Therefore, we must remand the case for resentencing. The record suggests that the district court intended to sentence Watson close to the upper limits of its authority. See United States v. Simpson, 430 F.3d 1177, 1184 (D.C.Cir.2005). The district court initially sentenced Watson at the upper end of the sentencing range, stating that the sentence was intended to deter others who might be tempted to act as Watson had. Watson does not dispute that the district court, in resentencing him, imposed what it believed was the maximum lawful sentence. Although the sentencing judge has since retired and the original transcripts of Watson's character witnesses are unavailable, the case will be assigned to another district court judge and Watson may seek leave to present character evidence and to supplement that evidence in view of the passage of time. At oral argument, the government conceded that the district court will have authority to reconsider the enhancement factors and to allow Watson to present character evidence again. The district court will need as well to give due consideration to the fact that Watson likely has completed serving his sixteen months of imprisonment.

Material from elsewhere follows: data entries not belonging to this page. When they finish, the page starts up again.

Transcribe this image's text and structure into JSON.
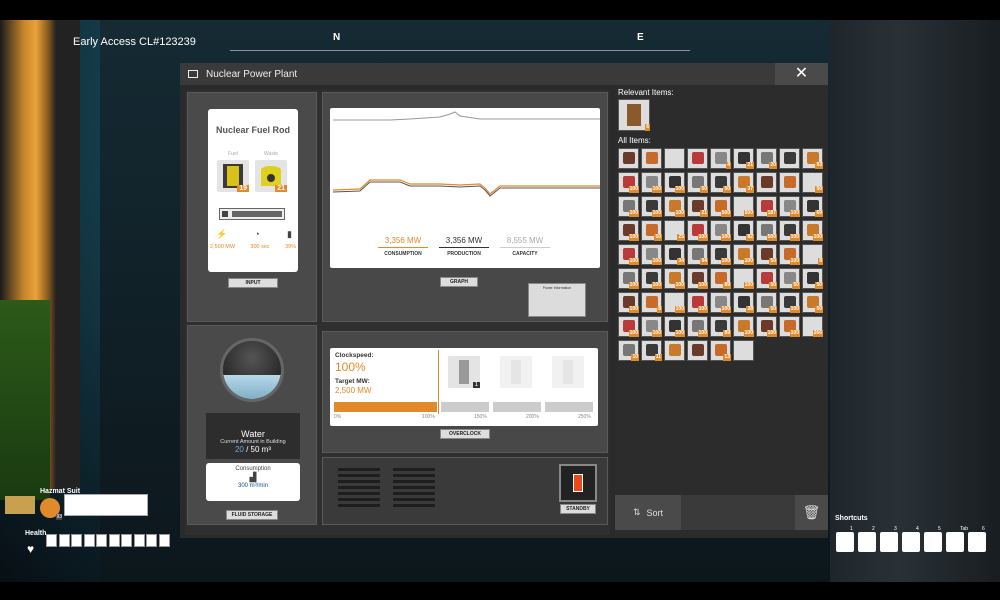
{
  "hud": {
    "build_label": "Early Access CL#123239",
    "compass_n": "N",
    "compass_e": "E"
  },
  "window": {
    "title": "Nuclear Power Plant",
    "close_label": "✕"
  },
  "input": {
    "recipe_title": "Nuclear Fuel Rod",
    "slot_fuel_label": "Fuel",
    "slot_fuel_qty": "19",
    "slot_waste_label": "Waste",
    "slot_waste_qty": "21",
    "stat_power": "2,500 MW",
    "stat_time": "300 sec",
    "stat_eff": "39%",
    "plate_label": "INPUT"
  },
  "graph": {
    "consumption_value": "3,356 MW",
    "consumption_label": "CONSUMPTION",
    "production_value": "3,356 MW",
    "production_label": "PRODUCTION",
    "capacity_value": "8,555 MW",
    "capacity_label": "CAPACITY",
    "plate_label": "GRAPH",
    "info_title": "Power Information"
  },
  "fluid": {
    "name": "Water",
    "amount_label": "Current Amount in Building",
    "amount_current": "20",
    "amount_max": "/ 50 m³",
    "consumption_label": "Consumption",
    "consumption_value": "300 m³/min",
    "plate_label": "FLUID STORAGE"
  },
  "overclock": {
    "clockspeed_label": "Clockspeed:",
    "clockspeed_value": "100%",
    "target_label": "Target MW:",
    "target_value": "2,500 MW",
    "ticks": [
      "0%",
      "100%",
      "150%",
      "200%",
      "250%"
    ],
    "shard_count": "1",
    "plate_label": "OVERCLOCK"
  },
  "standby": {
    "plate_label": "STANDBY"
  },
  "items": {
    "relevant_label": "Relevant Items:",
    "relevant_qty": "6",
    "all_label": "All Items:",
    "grid_qty": [
      [
        "",
        "",
        "",
        "",
        "4",
        "21",
        "20",
        "",
        "93"
      ],
      [
        "100",
        "100",
        "100",
        "50",
        "50",
        "37",
        "",
        "",
        "50"
      ],
      [
        "100",
        "100",
        "100",
        "21",
        "500",
        "500",
        "187",
        "100",
        "69"
      ],
      [
        "100",
        "50",
        "25",
        "100",
        "100",
        "82",
        "500",
        "100",
        "100"
      ],
      [
        "100",
        "100",
        "34",
        "94",
        "100",
        "100",
        "50",
        "100",
        "8"
      ],
      [
        "100",
        "100",
        "100",
        "100",
        "89",
        "100",
        "50",
        "50",
        "50"
      ],
      [
        "100",
        "8",
        "100",
        "100",
        "100",
        "28",
        "50",
        "100",
        "50"
      ],
      [
        "100",
        "100",
        "100",
        "100",
        "89",
        "100",
        "100",
        "100",
        "266"
      ],
      [
        "10",
        "11",
        "",
        "",
        "13",
        "",
        "",
        "",
        ""
      ]
    ],
    "sort_label": "Sort",
    "trash_icon": "trash-icon"
  },
  "player": {
    "equipment_label": "Hazmat Suit",
    "equipment_qty": "93",
    "health_label": "Health",
    "health_cells": 10
  },
  "shortcuts": {
    "label": "Shortcuts",
    "keys": [
      "1",
      "2",
      "3",
      "4",
      "5",
      "Tab",
      "6"
    ]
  },
  "colors": {
    "accent": "#e08a2c",
    "panel": "#3f3f3f",
    "window_bar": "#3a3a3a"
  }
}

Accordingly, we affirm the judgment of conviction and remand the case to the district court for resentencing.
1. The respondents in Lane, paraplegics who used wheelchairs, cited the physical barriers they faced in accessing courthouses, such as the absence of elevators. Id. at 513-14, 124 S.Ct. 1978.

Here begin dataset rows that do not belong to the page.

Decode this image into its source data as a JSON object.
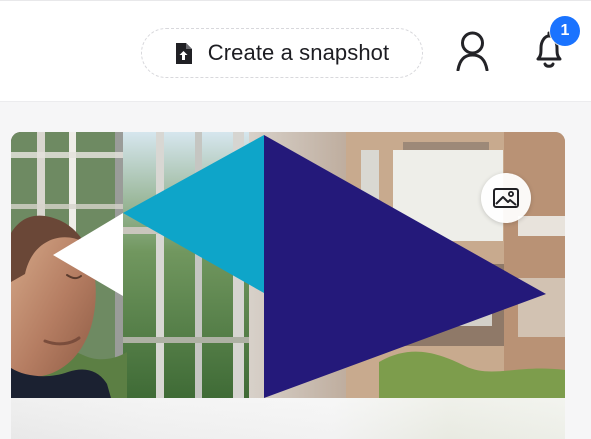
{
  "header": {
    "snapshot_button": {
      "label": "Create a snapshot",
      "icon": "document-upload-icon"
    },
    "user_button": {
      "icon": "user-profile-icon"
    },
    "notifications": {
      "icon": "bell-icon",
      "count": "1",
      "badge_color": "#1a73ff"
    }
  },
  "card": {
    "image_action": {
      "icon": "image-icon"
    },
    "hero_colors": {
      "navy": "#24197a",
      "cyan": "#0ea5c9",
      "white": "#ffffff"
    }
  }
}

2. See D. Nolan Kaiser, Juries, Blindness, and the Juror Function, 60 Chi.-Kent L. Rev. 191, 199-200 (1984); D. Nolan Kaiser, Just Justice: A Reply to Mr. McConnell, 60 Chi.-Kent L. Rev. 215, 216-17 (1984); see also Nancy Lawler Dickhute, Jury Duty for the Blind in the Time of Reasonable Accommodations: The ADA's Interface with a Litigant's Right to a Fair Trial, 32 Creighton L. Rev. 849, 855-56, 880 (1999).
3. See Lewinson v. Crews, 28 A.D.2d 111, 282 N.Y.S.2d 83, 85-86 (N.Y.App.Div.1967), superseded by statute as noted in People v. Guzman, 76 N.Y.2d 1, 556 N.Y.S.2d 7, 555 N.E.2d 259, 261-62 (1990); James G. McConnell, Blind Justice or Just Blindness?, 60 Chi.-Kent L. Rev. 209, 212-14 (1984).
Opinion for the Court filed by Circuit Judge ROGERS.